■ Exercise instructions ■
Determine how many lines in the listing that follows include "SWITCH". Answer only with that number.

■ Information given ■
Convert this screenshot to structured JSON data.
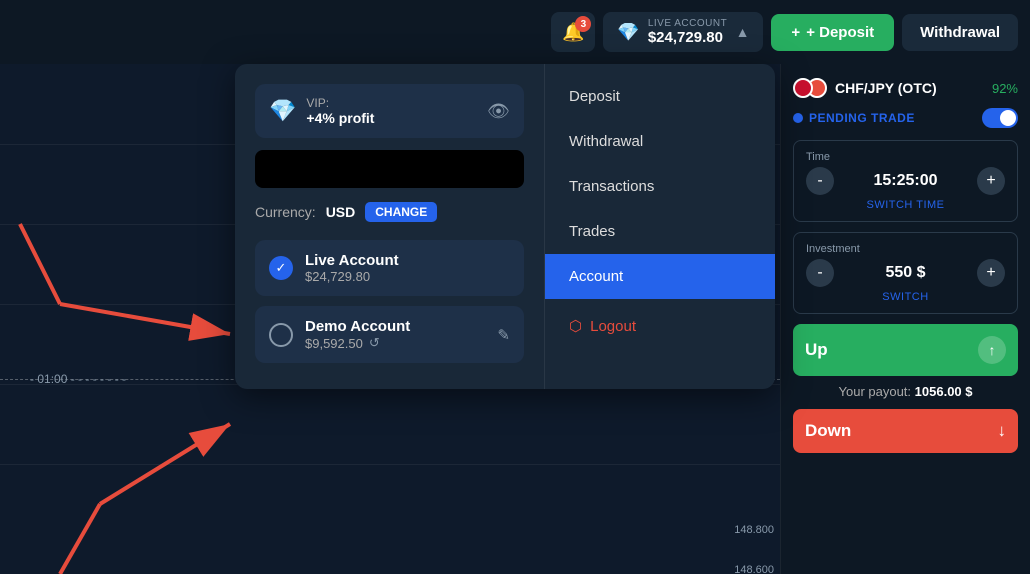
{
  "header": {
    "notif_count": "3",
    "account_label": "LIVE ACCOUNT",
    "account_value": "$24,729.80",
    "deposit_label": "+ Deposit",
    "withdrawal_label": "Withdrawal"
  },
  "dropdown": {
    "vip_label": "VIP:",
    "vip_profit": "+4% profit",
    "currency_label": "Currency:",
    "currency_value": "USD",
    "change_label": "CHANGE",
    "live_account_name": "Live Account",
    "live_account_balance": "$24,729.80",
    "demo_account_name": "Demo Account",
    "demo_account_balance": "$9,592.50",
    "menu_items": [
      "Deposit",
      "Withdrawal",
      "Transactions",
      "Trades",
      "Account"
    ],
    "logout_label": "Logout"
  },
  "right_panel": {
    "pair": "CHF/JPY (OTC)",
    "pair_pct": "92%",
    "pending_label": "PENDING TRADE",
    "time_label": "Time",
    "time_value": "15:25:00",
    "switch_time_label": "SWITCH TIME",
    "investment_label": "Investment",
    "investment_value": "550 $",
    "switch_label": "SWITCH",
    "up_label": "Up",
    "down_label": "Down",
    "payout_label": "Your payout:",
    "payout_value": "1056.00 $",
    "minus_label": "-",
    "plus_label": "+"
  },
  "chart": {
    "labels": [
      "148.800",
      "148.600"
    ],
    "dashed_label": "01:00"
  }
}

■ Answer to the problem ■
2